Applications for LEAD Fellowships Due by June 15 - UNL CropWatch, May 18, 2012
May 18, 2012
Fellowship applications for Nebraska LEAD (Leadership Education/Action Development) Group 32 are now available for men and women involved in production agriculture or agribusiness.
"Up to 30 motivated men and women with demonstrated leadership potential will be selected from five geographic districts across our state," said Terry Hejny, Nebraska LEAD Program director.
In addition to monthly three-day seminars throughout Nebraska from mid-September through early April each year, Nebraska LEAD Fellows also participate in a 10-day National Study/Travel Seminar and a two-week International Study/Travel Seminar.

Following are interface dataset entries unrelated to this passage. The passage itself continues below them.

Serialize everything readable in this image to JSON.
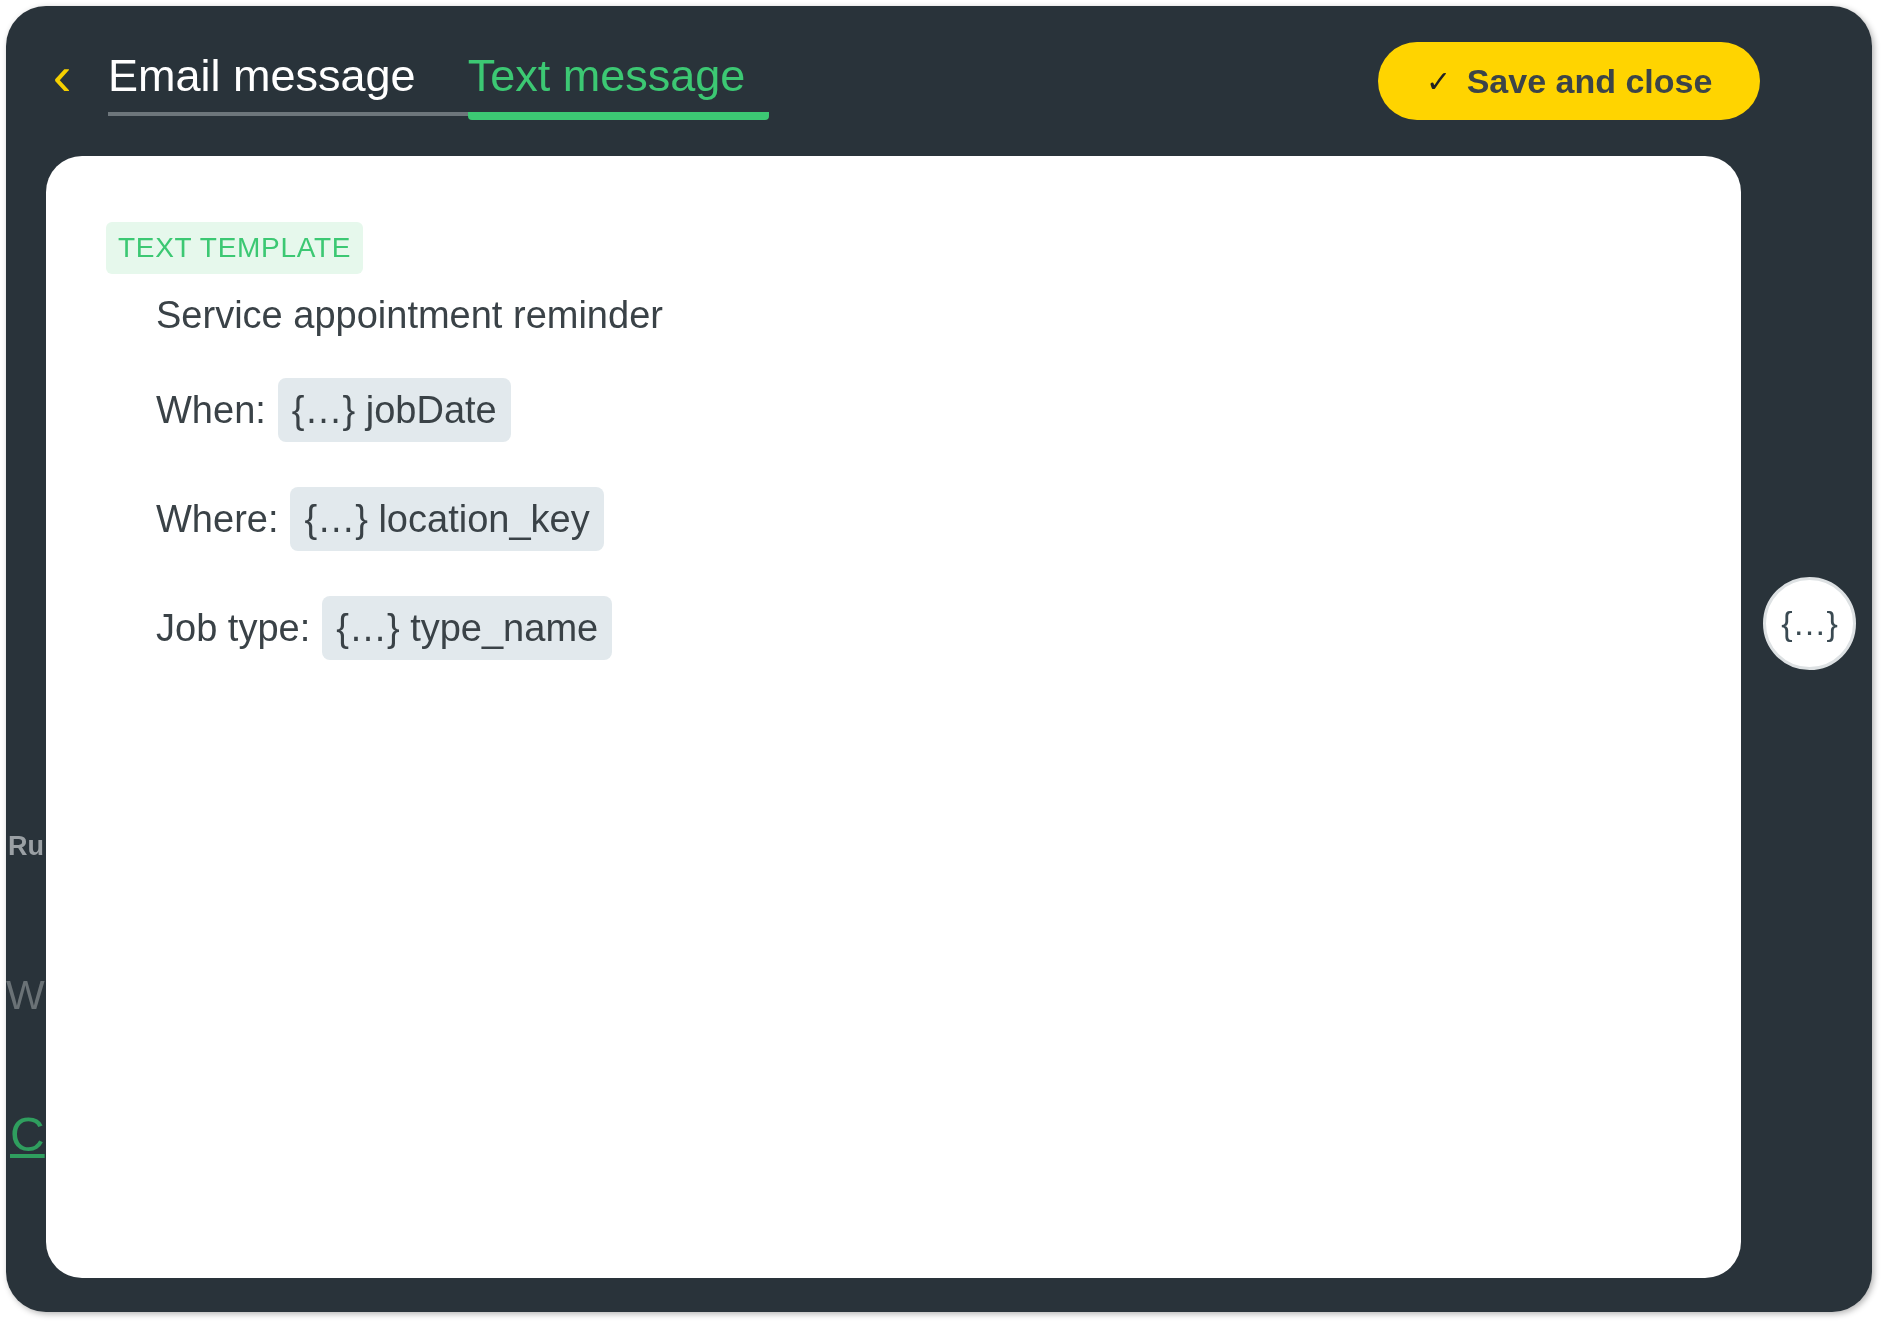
{
  "header": {
    "back": "‹",
    "tabs": [
      {
        "label": "Email message",
        "selected": false
      },
      {
        "label": "Text message",
        "selected": true
      }
    ],
    "save_button": {
      "icon": "✓",
      "label": "Save and close"
    }
  },
  "background_fragments": [
    {
      "text": "Ru",
      "kind": "heading"
    },
    {
      "text": "W",
      "kind": "large"
    },
    {
      "text": "C",
      "kind": "link"
    }
  ],
  "template": {
    "badge": "TEXT TEMPLATE",
    "title": "Service appointment reminder",
    "lines": [
      {
        "label": "When:",
        "chip": "{…} jobDate"
      },
      {
        "label": "Where:",
        "chip": "{…} location_key"
      },
      {
        "label": "Job type:",
        "chip": "{…} type_name"
      }
    ]
  },
  "variables_button": "{…}"
}
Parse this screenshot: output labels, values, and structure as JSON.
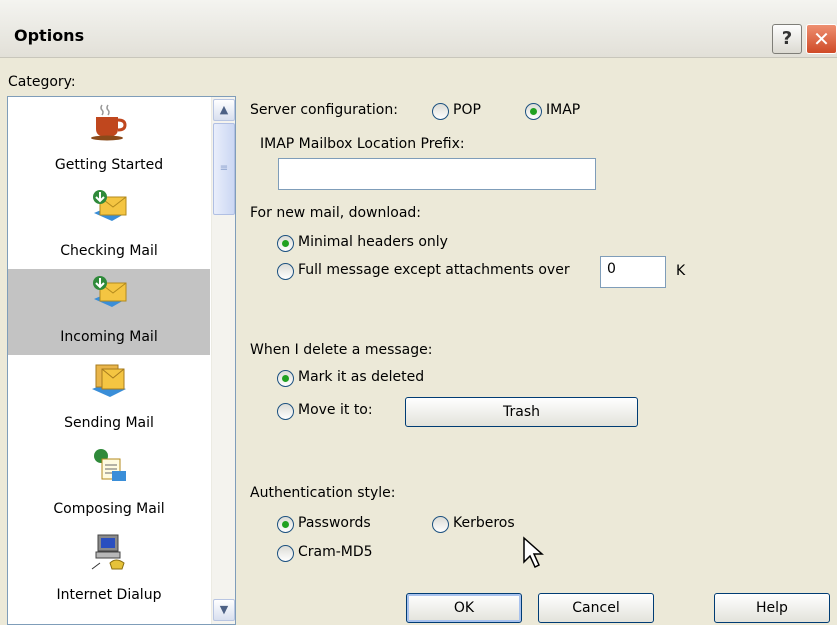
{
  "window": {
    "title": "Options",
    "help_glyph": "?",
    "close_glyph": "✕"
  },
  "sidebar": {
    "category_label": "Category:",
    "items": [
      {
        "label": "Getting Started",
        "icon": "coffee-cup-icon"
      },
      {
        "label": "Checking Mail",
        "icon": "envelope-download-icon"
      },
      {
        "label": "Incoming Mail",
        "icon": "envelope-download-icon",
        "selected": true
      },
      {
        "label": "Sending Mail",
        "icon": "envelopes-stack-icon"
      },
      {
        "label": "Composing Mail",
        "icon": "document-compose-icon"
      },
      {
        "label": "Internet Dialup",
        "icon": "computer-phone-icon"
      }
    ],
    "scroll_up": "▲",
    "scroll_down": "▼",
    "scroll_grip": "≡"
  },
  "server": {
    "label": "Server configuration:",
    "pop_label": "POP",
    "imap_label": "IMAP",
    "selected": "IMAP",
    "prefix_label": "IMAP Mailbox Location Prefix:",
    "prefix_value": ""
  },
  "download": {
    "label": "For new mail, download:",
    "minimal_label": "Minimal headers only",
    "full_label": "Full message except attachments over",
    "size_value": "0",
    "size_unit": "K",
    "selected": "Minimal headers only"
  },
  "delete": {
    "label": "When I delete a message:",
    "mark_label": "Mark it as deleted",
    "move_label": "Move it to:",
    "folder_button": "Trash",
    "selected": "Mark it as deleted"
  },
  "auth": {
    "label": "Authentication style:",
    "passwords_label": "Passwords",
    "kerberos_label": "Kerberos",
    "cram_label": "Cram-MD5",
    "selected": "Passwords"
  },
  "buttons": {
    "ok": "OK",
    "cancel": "Cancel",
    "help": "Help"
  },
  "colors": {
    "dialog_background": "#ece9d8",
    "selected_category": "#c3c3c3",
    "radio_dot": "#21a121",
    "close_button": "#cf4a27"
  }
}
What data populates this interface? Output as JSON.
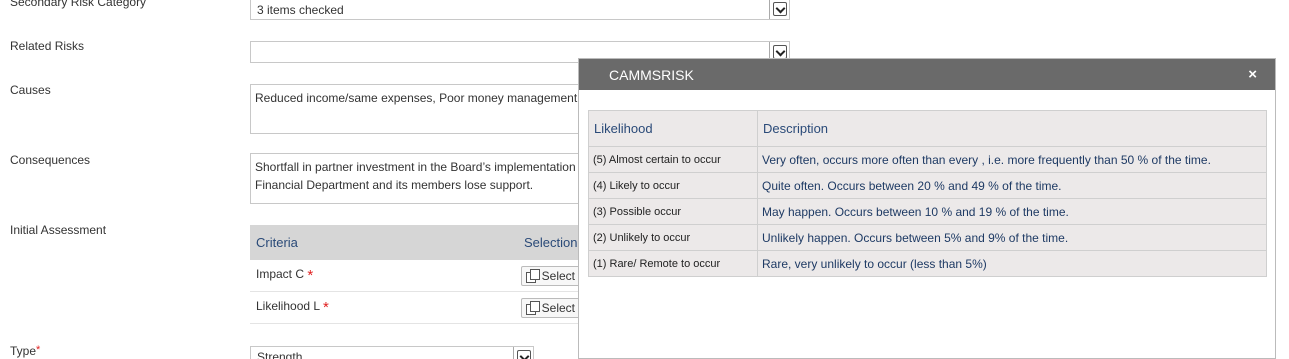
{
  "form": {
    "secondary_risk_category": {
      "label": "Secondary Risk Category",
      "value": "3 items checked"
    },
    "related_risks": {
      "label": "Related Risks",
      "value": ""
    },
    "causes": {
      "label": "Causes",
      "value": "Reduced income/same expenses, Poor money management"
    },
    "consequences": {
      "label": "Consequences",
      "line1": "Shortfall in partner investment in the Board’s implementation",
      "line2": "Financial Department and its members lose support."
    },
    "initial_assessment": {
      "label": "Initial Assessment",
      "headers": {
        "criteria": "Criteria",
        "selection": "Selection"
      },
      "rows": [
        {
          "label": "Impact C",
          "required": "*",
          "button": "Select"
        },
        {
          "label": "Likelihood L",
          "required": "*",
          "button": "Select"
        }
      ]
    },
    "type": {
      "label": "Type",
      "required": "*",
      "value": "Strength"
    }
  },
  "modal": {
    "title": "CAMMSRISK",
    "close": "×",
    "headers": {
      "likelihood": "Likelihood",
      "description": "Description"
    },
    "rows": [
      {
        "likelihood": "(5) Almost certain to occur",
        "description": "Very often, occurs more often than every , i.e. more frequently than 50 % of the time."
      },
      {
        "likelihood": "(4) Likely to occur",
        "description": "Quite often. Occurs between 20 % and 49 % of the time."
      },
      {
        "likelihood": "(3) Possible occur",
        "description": "May happen. Occurs between 10 % and 19 % of the time."
      },
      {
        "likelihood": "(2) Unlikely to occur",
        "description": "Unlikely happen. Occurs between 5% and 9% of the time."
      },
      {
        "likelihood": "(1) Rare/ Remote to occur",
        "description": "Rare, very unlikely to occur (less than 5%)"
      }
    ]
  },
  "colors": {
    "modal_header": "#6a6a6a",
    "table_bg": "#ece9e9",
    "heading_text": "#2a4a78",
    "required": "#e02020"
  },
  "icons": {
    "dropdown": "chevron-down-icon",
    "select": "copy-icon",
    "close": "close-icon"
  }
}
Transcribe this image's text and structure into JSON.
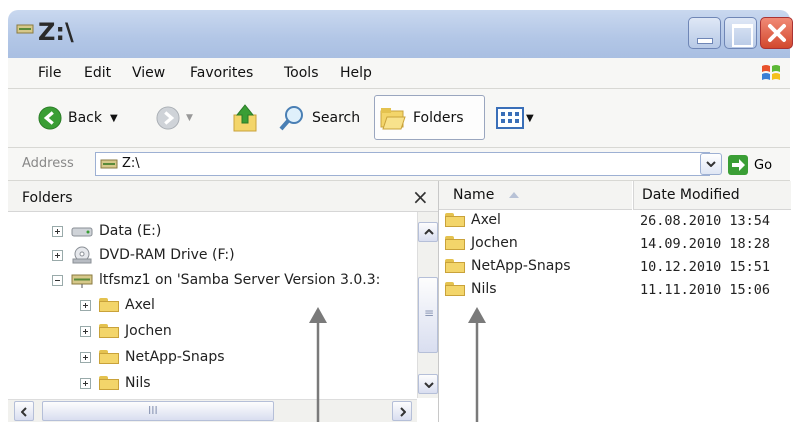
{
  "window": {
    "title": "Z:\\"
  },
  "menu": [
    "File",
    "Edit",
    "View",
    "Favorites",
    "Tools",
    "Help"
  ],
  "toolbar": {
    "back_label": "Back",
    "search_label": "Search",
    "folders_label": "Folders",
    "view_icon": "views-icon"
  },
  "address": {
    "label": "Address",
    "value": "Z:\\",
    "go_label": "Go"
  },
  "folders_pane": {
    "title": "Folders",
    "close_label": "×",
    "items": [
      {
        "label": "Data (E:)",
        "icon": "drive-icon",
        "expander": "+"
      },
      {
        "label": "DVD-RAM Drive (F:)",
        "icon": "dvd-icon",
        "expander": "+"
      },
      {
        "label": "ltfsmz1 on 'Samba Server Version 3.0.3:",
        "icon": "network-drive-icon",
        "expander": "-"
      },
      {
        "label": "Axel",
        "icon": "folder-icon",
        "expander": "+"
      },
      {
        "label": "Jochen",
        "icon": "folder-icon",
        "expander": "+"
      },
      {
        "label": "NetApp-Snaps",
        "icon": "folder-icon",
        "expander": "+"
      },
      {
        "label": "Nils",
        "icon": "folder-icon",
        "expander": "+"
      }
    ],
    "hscroll_label": "III",
    "vscroll_label": "≡"
  },
  "files": {
    "columns": [
      "Name",
      "Date Modified"
    ],
    "rows": [
      {
        "name": "Axel",
        "date": "26.08.2010 13:54"
      },
      {
        "name": "Jochen",
        "date": "14.09.2010 18:28"
      },
      {
        "name": "NetApp-Snaps",
        "date": "10.12.2010 15:51"
      },
      {
        "name": "Nils",
        "date": "11.11.2010 15:06"
      }
    ]
  },
  "colors": {
    "titlebar": "#b2c6e6",
    "close": "#d2482e",
    "folder": "#f3d56a",
    "arrow": "#7a7a7a"
  }
}
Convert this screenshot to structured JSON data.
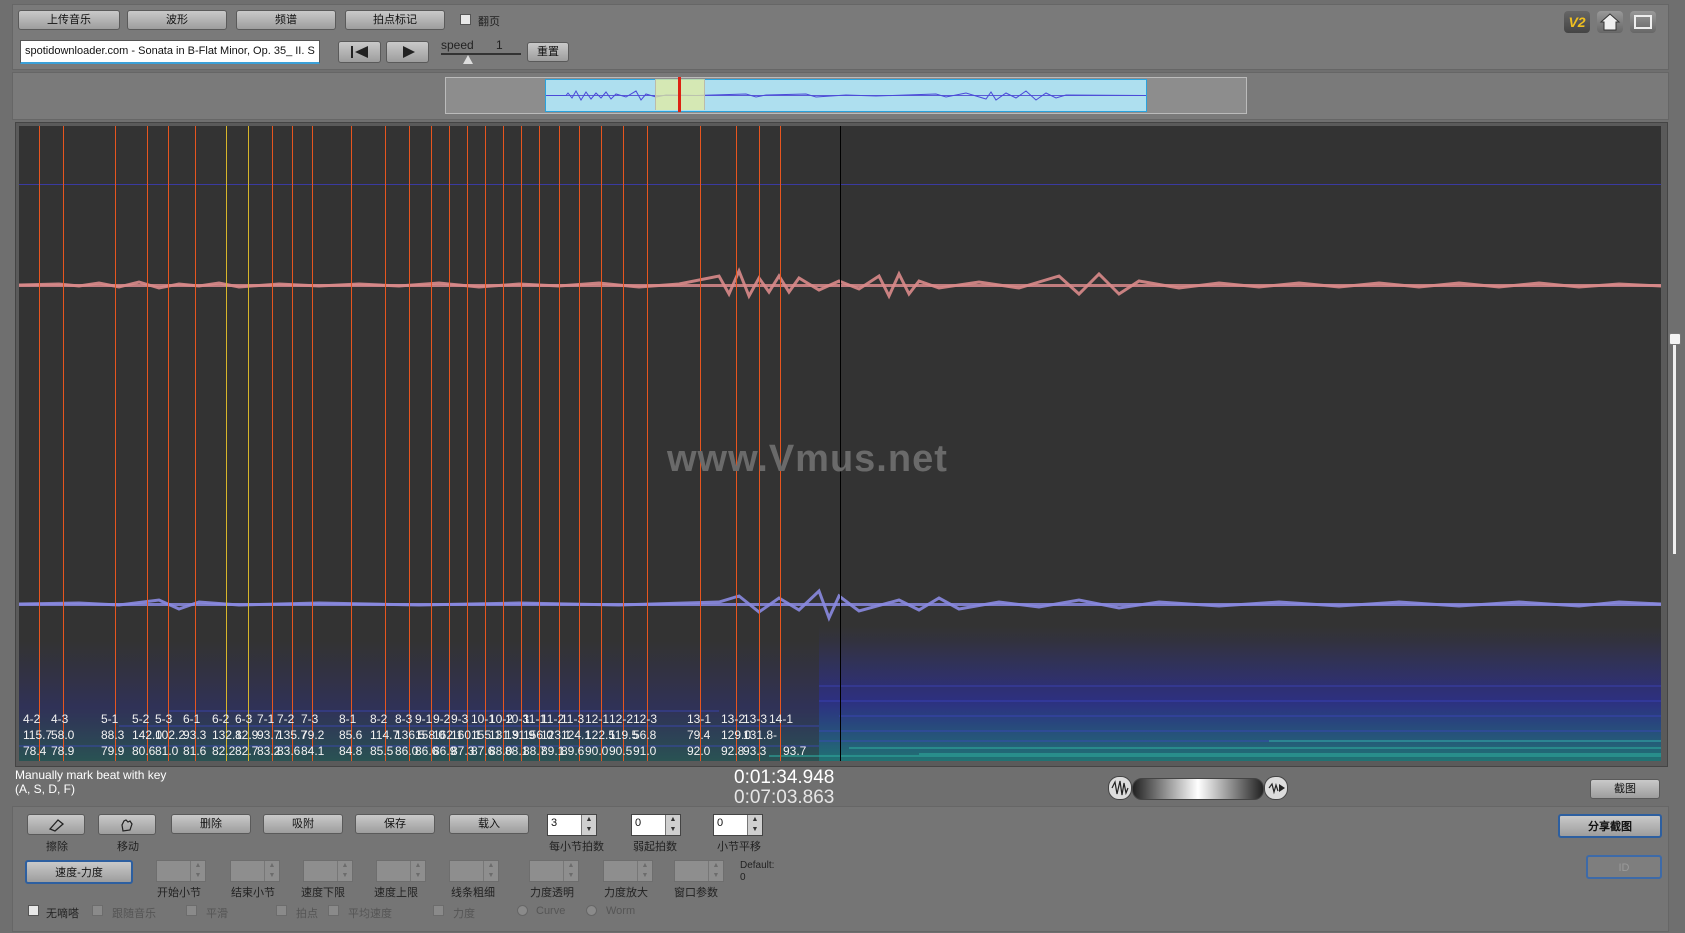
{
  "toolbar": {
    "upload_label": "上传音乐",
    "waveform_label": "波形",
    "spectrum_label": "频谱",
    "beat_mark_label": "拍点标记",
    "page_turn_label": "翻页",
    "filename": "spotidownloader.com - Sonata in B-Flat Minor, Op. 35_ II. S",
    "speed_label": "speed",
    "speed_value": "1",
    "reset_label": "重置",
    "v2_badge": "V2"
  },
  "overlay": {
    "watermark": "www.Vmus.net",
    "beat_labels": [
      {
        "id": "4-2",
        "a": "115.7",
        "b": "78.4"
      },
      {
        "id": "4-3",
        "a": "58.0",
        "b": "78.9"
      },
      {
        "id": "5-1",
        "a": "88.3",
        "b": "79.9"
      },
      {
        "id": "5-2",
        "a": "142.0",
        "b": "80.6"
      },
      {
        "id": "5-3",
        "a": "102.2",
        "b": "81.0"
      },
      {
        "id": "6-1",
        "a": "93.3",
        "b": "81.6"
      },
      {
        "id": "6-2",
        "a": "132.1",
        "b": "82.2"
      },
      {
        "id": "6-3",
        "a": "82.9",
        "b": "82.7"
      },
      {
        "id": "7-1",
        "a": "93.7",
        "b": "83.2"
      },
      {
        "id": "7-2",
        "a": "135.7",
        "b": "83.6"
      },
      {
        "id": "7-3",
        "a": "79.2",
        "b": "84.1"
      },
      {
        "id": "8-1",
        "a": "85.6",
        "b": "84.8"
      },
      {
        "id": "8-2",
        "a": "114.7",
        "b": "85.5"
      },
      {
        "id": "8-3",
        "a": "136.5",
        "b": "86.0"
      },
      {
        "id": "9-1",
        "a": "158.0",
        "b": "86.6"
      },
      {
        "id": "9-2",
        "a": "162.1",
        "b": "86.9"
      },
      {
        "id": "9-3",
        "a": "160.1",
        "b": "87.3"
      },
      {
        "id": "10-1",
        "a": "155.1",
        "b": "87.6"
      },
      {
        "id": "10-2",
        "a": "131.9",
        "b": "88.0"
      },
      {
        "id": "10-3",
        "a": "131.9",
        "b": "88.1"
      },
      {
        "id": "11-1",
        "a": "156.0",
        "b": "88.7"
      },
      {
        "id": "11-2",
        "a": "123.1",
        "b": "89.1"
      },
      {
        "id": "11-3",
        "a": "124.1",
        "b": "89.6"
      },
      {
        "id": "12-1",
        "a": "122.5",
        "b": "90.0"
      },
      {
        "id": "12-2",
        "a": "119.5",
        "b": "90.5"
      },
      {
        "id": "12-3",
        "a": "56.8",
        "b": "91.0"
      },
      {
        "id": "13-1",
        "a": "79.4",
        "b": "92.0"
      },
      {
        "id": "13-2",
        "a": "129.0",
        "b": "92.8"
      },
      {
        "id": "13-3",
        "a": "131.8",
        "b": "93.3"
      },
      {
        "id": "14-1",
        "a": "-",
        "b": "93.7"
      }
    ]
  },
  "status": {
    "hint_line1": "Manually mark beat with key",
    "hint_line2": "(A, S, D, F)",
    "time_current": "0:01:34.948",
    "time_total": "0:07:03.863",
    "screenshot_label": "截图"
  },
  "bottom": {
    "erase_label": "擦除",
    "move_label": "移动",
    "delete_label": "删除",
    "snap_label": "吸附",
    "save_label": "保存",
    "load_label": "载入",
    "beats_per_bar_value": "3",
    "beats_per_bar_label": "每小节拍数",
    "pickup_value": "0",
    "pickup_label": "弱起拍数",
    "bar_shift_value": "0",
    "bar_shift_label": "小节平移",
    "share_label": "分享截图",
    "disabled_btn_label": "ID",
    "tempo_dynamics_label": "速度-力度",
    "start_bar_label": "开始小节",
    "end_bar_label": "结束小节",
    "tempo_lower_label": "速度下限",
    "tempo_upper_label": "速度上限",
    "line_width_label": "线条粗细",
    "dyn_transparency_label": "力度透明",
    "dyn_zoom_label": "力度放大",
    "window_param_label": "窗口参数",
    "default_label": "Default:",
    "default_value": "0",
    "cb_no_tick": "无嘀嗒",
    "cb_follow_music": "跟随音乐",
    "cb_smooth": "平滑",
    "cb_beat": "拍点",
    "cb_avg_tempo": "平均速度",
    "cb_dynamics": "力度",
    "radio_curve": "Curve",
    "radio_worm": "Worm"
  }
}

Seminar themes include leadership assessment and potential, natural resources and energy, agricultural policy, leadership through communication, our political process, global perspectives, nuclear energy, social issues, understanding and developing leadership skills, agribusiness and marketing, advances in health care and the resources and people of Nebraska's Panhandle, Hejny said.
The Nebraska LEAD Program is designed to prepare the spokespersons, problem-solvers and decision makers for Nebraska and its agricultural industry. In its 31st year, the program is operated by the Nebraska Agricultural Leadership Council, a nonprofit organization, in collaboration with the University of Nebraska's Institute of Agriculture and Natural Resources and in cooperation with Nebraska colleges and universities, business and industry, and individuals throughout the state.
Applications are due no later than June 15 and are available via e-mail from the Nebraska LEAD Program. Please contact Shana at firstname.lastname@example.org. You can also request an application by writing Room 318 Biochemistry Hall, University of Nebraska-Lincoln, 68583-0763 or by calling (402) 472-6810. Visit www.lead.unl.edu for information about the selection process.
Nebraska LEAD Program offices are in the Institute of Agriculture and Natural Resources at the University of Nebraska-Lincoln.
Sandi Alswager Karstens
IANR News Service